The CEO of Ripple, Brad Garlinghouse has claimed a superiority status for his company’s technology over the world’s largest blockchain, Bitcoin.
All About Technical Performance
Brad based his claims on the performance ratio of both platforms in terms of speed, and cost. As reported by ripplecoinnews Brad claimed that Bitcoin was 1000 times slower and expensive than XRP. But rather than concentrating all efforts on price, Brad said he was more interested in technical performance of the coin.
“I really don’t think about the price performance. I do think about the technical performance. And I think about the fact that XRP is about 1,000 times faster than a Bitcoin transaction and about 1,000 times less expensive than a Bitcoin transaction”, says Brad.
Brad’s assertion is based on the increasing number of mainstream platforms that are incorporating the Ripple technology. One of the recent incorporations comes from Santander, that announced the integration of RippleNet unto their OnePay X application.
Mainstream Adoption of XRP
This announcement came shortly after the October 01 2018 launch of xRapid by Ripple, a solution that it claims to now be commercially available to three companies in the US. These companies will use xRapid to open the US-Mexico and Europe channels allowing for fast cross border payment settlements.
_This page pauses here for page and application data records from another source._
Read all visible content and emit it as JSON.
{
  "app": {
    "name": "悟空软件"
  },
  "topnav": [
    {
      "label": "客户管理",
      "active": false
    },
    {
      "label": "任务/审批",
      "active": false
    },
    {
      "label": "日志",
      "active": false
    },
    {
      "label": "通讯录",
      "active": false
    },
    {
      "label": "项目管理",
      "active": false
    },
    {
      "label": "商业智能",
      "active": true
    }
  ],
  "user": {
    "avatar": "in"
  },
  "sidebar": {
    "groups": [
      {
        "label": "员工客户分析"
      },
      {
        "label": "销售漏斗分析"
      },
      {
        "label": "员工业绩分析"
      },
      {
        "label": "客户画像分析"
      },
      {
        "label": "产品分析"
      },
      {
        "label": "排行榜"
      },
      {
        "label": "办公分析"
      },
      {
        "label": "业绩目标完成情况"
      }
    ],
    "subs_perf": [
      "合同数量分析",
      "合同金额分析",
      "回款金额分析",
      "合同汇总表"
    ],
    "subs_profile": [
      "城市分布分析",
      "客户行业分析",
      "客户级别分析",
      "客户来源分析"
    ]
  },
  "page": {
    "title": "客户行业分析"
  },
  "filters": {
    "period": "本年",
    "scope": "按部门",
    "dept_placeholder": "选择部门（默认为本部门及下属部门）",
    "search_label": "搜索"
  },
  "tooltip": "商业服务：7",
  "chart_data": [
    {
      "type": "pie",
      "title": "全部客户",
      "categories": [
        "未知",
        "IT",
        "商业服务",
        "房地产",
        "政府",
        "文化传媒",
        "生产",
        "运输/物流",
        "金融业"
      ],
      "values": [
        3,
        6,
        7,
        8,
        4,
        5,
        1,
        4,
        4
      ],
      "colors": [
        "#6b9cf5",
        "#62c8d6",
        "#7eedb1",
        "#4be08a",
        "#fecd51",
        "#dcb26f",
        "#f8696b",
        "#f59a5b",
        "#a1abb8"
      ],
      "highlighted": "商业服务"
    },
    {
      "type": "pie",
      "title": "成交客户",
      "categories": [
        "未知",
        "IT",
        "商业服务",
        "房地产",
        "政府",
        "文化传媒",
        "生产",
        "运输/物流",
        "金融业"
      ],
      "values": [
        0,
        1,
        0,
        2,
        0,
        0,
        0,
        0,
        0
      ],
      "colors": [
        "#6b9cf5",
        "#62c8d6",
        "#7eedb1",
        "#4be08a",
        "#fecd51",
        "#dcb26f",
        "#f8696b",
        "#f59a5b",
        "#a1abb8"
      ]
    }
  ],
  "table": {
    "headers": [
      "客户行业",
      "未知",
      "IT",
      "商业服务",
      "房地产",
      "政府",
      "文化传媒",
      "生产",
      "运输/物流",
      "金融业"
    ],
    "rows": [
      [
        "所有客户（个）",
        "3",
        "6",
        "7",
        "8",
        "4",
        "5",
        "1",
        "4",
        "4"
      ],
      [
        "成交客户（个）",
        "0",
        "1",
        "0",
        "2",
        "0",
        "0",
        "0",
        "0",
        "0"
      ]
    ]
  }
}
Brad retains the opinion that the success of any digital asset must be measured on the backdrop of real live solutions that it offers to customers. This he says is what contributes positively to the blockchain community as it continues to expand.
Some of the elaborated solutions include Ripple’s pilot program that is enabling adopting companies save up to 70% on costs. According to reports, this solution is helping small and medium scale enterprises in Africa, Asia, Latin America and Europe to save costs and improving profits.
In recent weeks, the Ripple cryptocurrency XRP has experienced a significant surge in price. This has seen it occasionally overtake the second largest cryptocurrency in terms of market capitalization before the pull-backs that followed.